AIM OF THE EXERCISE — Spot each line in the data below containing "time" and copy it.

THE DATA —
Content starts

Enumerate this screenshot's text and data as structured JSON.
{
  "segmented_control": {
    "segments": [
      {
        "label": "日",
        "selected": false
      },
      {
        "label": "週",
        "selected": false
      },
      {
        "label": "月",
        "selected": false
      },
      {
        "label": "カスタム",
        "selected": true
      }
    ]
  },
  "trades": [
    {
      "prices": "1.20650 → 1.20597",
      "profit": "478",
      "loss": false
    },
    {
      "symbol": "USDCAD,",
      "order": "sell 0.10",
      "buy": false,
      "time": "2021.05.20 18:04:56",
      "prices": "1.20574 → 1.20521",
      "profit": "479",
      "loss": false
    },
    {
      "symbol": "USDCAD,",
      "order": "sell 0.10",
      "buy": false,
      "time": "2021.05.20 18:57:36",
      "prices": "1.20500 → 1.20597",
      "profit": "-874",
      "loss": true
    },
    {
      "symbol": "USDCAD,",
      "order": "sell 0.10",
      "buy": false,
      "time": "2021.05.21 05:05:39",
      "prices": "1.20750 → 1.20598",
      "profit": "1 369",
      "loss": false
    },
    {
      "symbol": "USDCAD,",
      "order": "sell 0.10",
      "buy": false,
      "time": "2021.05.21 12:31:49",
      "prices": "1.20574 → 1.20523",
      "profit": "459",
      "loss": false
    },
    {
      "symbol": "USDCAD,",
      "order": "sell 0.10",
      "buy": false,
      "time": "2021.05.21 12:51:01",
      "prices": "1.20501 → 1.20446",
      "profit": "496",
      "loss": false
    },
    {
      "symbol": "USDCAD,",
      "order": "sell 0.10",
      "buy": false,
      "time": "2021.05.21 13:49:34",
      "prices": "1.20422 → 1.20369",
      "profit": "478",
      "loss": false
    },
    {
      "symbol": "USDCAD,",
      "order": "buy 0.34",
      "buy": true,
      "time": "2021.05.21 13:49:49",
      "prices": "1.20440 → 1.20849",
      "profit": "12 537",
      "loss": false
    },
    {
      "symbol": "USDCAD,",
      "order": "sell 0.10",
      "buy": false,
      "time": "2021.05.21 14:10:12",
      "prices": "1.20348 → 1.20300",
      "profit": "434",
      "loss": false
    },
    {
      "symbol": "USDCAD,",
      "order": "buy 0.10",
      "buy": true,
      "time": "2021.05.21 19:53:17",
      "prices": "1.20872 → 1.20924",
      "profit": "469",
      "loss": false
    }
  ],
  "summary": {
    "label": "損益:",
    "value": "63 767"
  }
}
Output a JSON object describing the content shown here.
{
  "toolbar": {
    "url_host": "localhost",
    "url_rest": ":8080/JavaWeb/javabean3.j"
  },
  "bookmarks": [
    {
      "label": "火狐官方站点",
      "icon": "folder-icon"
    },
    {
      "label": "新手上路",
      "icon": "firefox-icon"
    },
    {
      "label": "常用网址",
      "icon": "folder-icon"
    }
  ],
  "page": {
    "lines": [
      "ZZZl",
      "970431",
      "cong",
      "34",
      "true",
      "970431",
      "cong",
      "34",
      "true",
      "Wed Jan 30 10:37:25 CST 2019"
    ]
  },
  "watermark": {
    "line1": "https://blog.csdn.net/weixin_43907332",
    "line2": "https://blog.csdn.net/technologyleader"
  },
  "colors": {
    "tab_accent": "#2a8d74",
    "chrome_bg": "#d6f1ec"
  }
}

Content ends

WRITTEN RESPONSE —
      "time": "2021.05.20 18:04:56",
      "time": "2021.05.20 18:57:36",
      "time": "2021.05.21 05:05:39",
      "time": "2021.05.21 12:31:49",
      "time": "2021.05.21 12:51:01",
      "time": "2021.05.21 13:49:34",
      "time": "2021.05.21 13:49:49",
      "time": "2021.05.21 14:10:12",
      "time": "2021.05.21 19:53:17",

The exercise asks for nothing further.